"But we begin tonight with a tragic story from the Southwest suburbs. A 17 month old girl mauled to death by a pitbull. Police say it happened during 1/4 of July celebration. W. James Dean Aerobic is live at the Joliet Police Department. With the latest on this story, Dana And we had a chance tonight to speak with some neighbors who live on this street. They tell us that this dog owner is devastated and feels absolutely horrible about what happened. This little girl again at this Fourth of July party with her parents who put her down to sleep on an upstairs bedroom of their friends home when this all unfolded Oh, it was a going on for three or four hours like non stuff from like, dark till like men almost midnight. Carl Belle was enjoying fireworks in his neighborhood on the Fourth of July. Just today, he learned that night a baby girl was killed by a pit bull at a neighbor's party just behind his house. A lot of dogs get out around here, and I mean that's outside. But in someone's house, I mean, it's like It's their responsibility to take care of their dogs. Jolie at police say 17 month old Marley Wilander of Aurora was with her parents at a friend's party in the 1800 block of Cumberland Drive. The homeowner says he locked his two pitbulls in the basement. During the party. The parents put their daughter in a play pen in an upstairs bedroom. And at some point, the dogs got out one of them going into that room, attacking the child. A homeowner heard the noise around 1 30 in the morning and rushed upstairs, trying to pull the dog off of her. He called 911 and paramedics rushed the girl to ST Joseph Medical Center. Er. She died About two hours later. My heart goes out to the parents because I mean losing a child. That's gotta be terrible. The pickle was turned over to the Joliet Township Animal Control. Joliet. Police say they're still investigating this case and no word yet on whether or not this dog owner will face any

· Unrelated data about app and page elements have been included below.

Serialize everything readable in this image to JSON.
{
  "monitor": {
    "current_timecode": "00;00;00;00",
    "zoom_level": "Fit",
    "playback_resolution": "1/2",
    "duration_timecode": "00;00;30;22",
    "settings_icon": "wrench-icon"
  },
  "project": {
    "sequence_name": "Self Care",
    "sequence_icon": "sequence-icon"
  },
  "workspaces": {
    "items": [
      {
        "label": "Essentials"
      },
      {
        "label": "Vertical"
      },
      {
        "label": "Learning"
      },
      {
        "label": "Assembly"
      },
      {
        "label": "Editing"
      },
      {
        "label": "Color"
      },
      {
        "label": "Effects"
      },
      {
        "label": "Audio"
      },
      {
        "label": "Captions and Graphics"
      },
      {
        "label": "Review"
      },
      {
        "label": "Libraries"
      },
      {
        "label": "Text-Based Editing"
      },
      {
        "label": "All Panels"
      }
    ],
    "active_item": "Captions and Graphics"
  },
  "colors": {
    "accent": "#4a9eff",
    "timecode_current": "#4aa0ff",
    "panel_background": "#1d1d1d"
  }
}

Joliet Police Department Carl Belle Joliet Township Animal Control Joliet Dana And Southwest W. James Dean St Joseph Medical Center Marley Wilander Cumberland Drive Jolie Aurora
University of Kentucky fires cheerleading coaches

Kentuckiana's Morning News

00:45 sec | 2 years ago

University of Kentucky fires cheerleading coaches

"The university of Kentucky is fired all four of its cheerleading coaches after allegations of drinking and public nudity the university fired head coach Jomo Thompson as well as three assistant coaches following a three month long investigation U. K. provost David Blackwell says the investigation found during a retreat at lake Cumberland some cheerleaders perform gymnastics routines that included hurling their ten teammates from a dock into the water while either topless or bottomless investigators also found lax oversight and poor judgment by former U. K. chaired visor Thielen Williamson who retired days after learning of the investigation no cheerleaders were dismissed from the squad

Jomo Thompson David Blackwell Lake Cumberland U. K. Thielen Williamson University Of Kentucky Provost
Most metro Atlanta malls to remain closed this weekend

Dana Loesch

00:20 sec | 2 years ago

Most metro Atlanta malls to remain closed this weekend

"Most metro Atlanta malls closed this weekend despite government camp lifting his state wide shelter in place order Simon property says its malls will now over Monday non Simon malls like perimeter north point in Cumberland are delaying opening until Tuesday but lots of other malls are open

Cumberland Atlanta Simon
Cincinnati Duo of Cumberland and Scott Named to All-AAC First Team

Mike McConnell

00:19 sec | 2 years ago

Cincinnati Duo of Cumberland and Scott Named to All-AAC First Team

"To Cincinnati Bearcats Jared Karbala Trayvon Scott have been named to the A. A. C. all conference first team Dayton's Anthony grant as the Atlantic tennis sporting news coach of the year OB top it is the A. ten player of the year Kentucky's John Calipari is the SEC coach of the year well you case Emanuel quickly as the SEC player of the year

Jared Karbala Trayvon Scott Dayton Anthony Grant Kentucky John Calipari Emanuel Cincinnati SEC